28

What happens when you but a heavier after load on a muscle that isotonically contracts?

Upon stimulation, it will take longer to generate the force to lift the load, longer to lift the load and you can't move the load as far.

29

What tension is generated by the preload in an isotonic system?

Passive tension

30

How does the heart generate enough force to contract and expel blood out of vessels?

Both ends of the muscle contract isotonically

31

What tension is generated by the after load in an isotonic system?

Active tension. When this happens the muscle will shorten. The amount of muscle shortening is proportional to the distance you can move the object.

32

What is indicated by the yellow dot?

The maximum amount the muscle can shorten and thus move the object.

33

Why can't isotonic contractions move heavier loads as far as they can move lighter loads?

The sarcomere shortens until it can overcome the force of the heavier object. Once it is overcome, then the muscle can shorten. However, the initial increase in force needed by the muscle takes up cross-bridges and you run out of cross-bridges when the muscle is shortening…thus you can't move the load as far.

34

What causes the valve leading to the aorta to open in contraction of the heart?

The blood-filled ventricle (preload) is squeezed by the surrounding myocardium while all valves are closed. This causes an increase in pressure against the aortic valve because of the pressure of blood on the other side in the aorta (after load). Once the heart squeezes the blood in the ventricle enough so that the pressure in the ventricle exceeds that in the aorta, blood is pushed out.

35

What causes the aortic valve to close?

The isovolumetric pressure inside the ventricle decreases as the heart relaxes and the valve shuts because it is now less than the aortic pressure.

36

Why aren't length changes a source of regulation in skeletal muscle?

The length of muscle is restricted by bones and tendons

37

Why are length changes a source of regulation in cardiac muscle?

Cardiac contractions and relaxations cycle all the way from 2-6 where there is maximal and minimal tension.

38

What determines the force generated by contraction in skeletal muscle?

# of fibers contracting (primary source) and the frequency of firing (secondary source)

39

What is the difference between motor units in the eye vs. motor units in the postural numbers?

1 motor neuron innervated many more fibers in the postural muscles because you don't need as much fine control. A place that needs fine control will have lots of motor neurons only innervating a few fibers. Also, the motor unit innervating fewer fibers will have a smaller soma and axon (diameter).

40

What are the 3 types of muscle fibers?

Slow-oxidative (fatigue-resistant, red, postural muscles), Fast-oxidative (mix between the two others) and Fast-glycolytic fibers (fatigue quickly, short-duration/high forces, white)

41

A grocery store tells you that they only sell cage-free, range chickens.
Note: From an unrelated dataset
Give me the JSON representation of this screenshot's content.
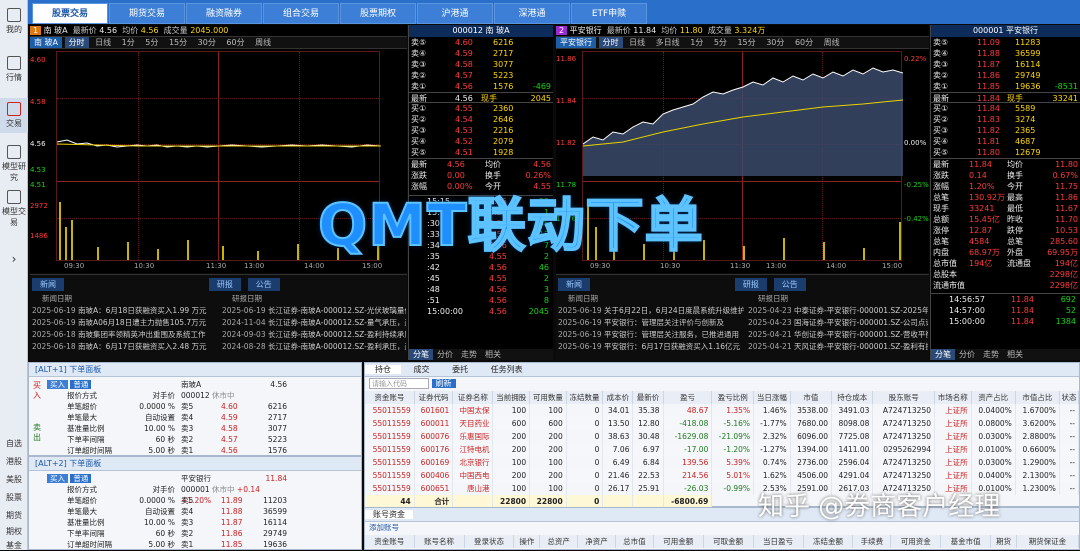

How can you confirm this by looking at the meat before you cook it?

Cage free chickens should fly more and have red, slow-oxidative breast meat from flying and white, fast-glycolytic meat in the thighs from less walking. Usually its the reverse because farm chickens rarely fly and mostly walk.

42

How can training affect the type of athletic activities you participate in?

Humans have all 3 types of muscle fibers and you can push the major type of fiber in a muscle toward one type or another based on the type of exercise you are doing.

43

How does motor unit size/type distribution look in human muscle?

Mostly small motor units that tend to be slow oxidative fibers. Intermediate motor units (fast oxidative) are recruited if small motor units cannot do the job. Large motor units (fast glycolytic) are recruited only at the highest forces (panic).

44

When does a motor unit fall out after it has been recruited?

When the contraction stops or the force needed falls below the recruitment level.

45

How is a fused tetanus contraction produced without making the same muscle fire all the time?

Asynchronous firing of different motor units. Gaps in tension are filled by the other motor units.

46

When a single motor unit is recruited in lifting an object, how much force does it contribute to lifting the load?

About 4% of the total load is generated because it recruits larger motor units.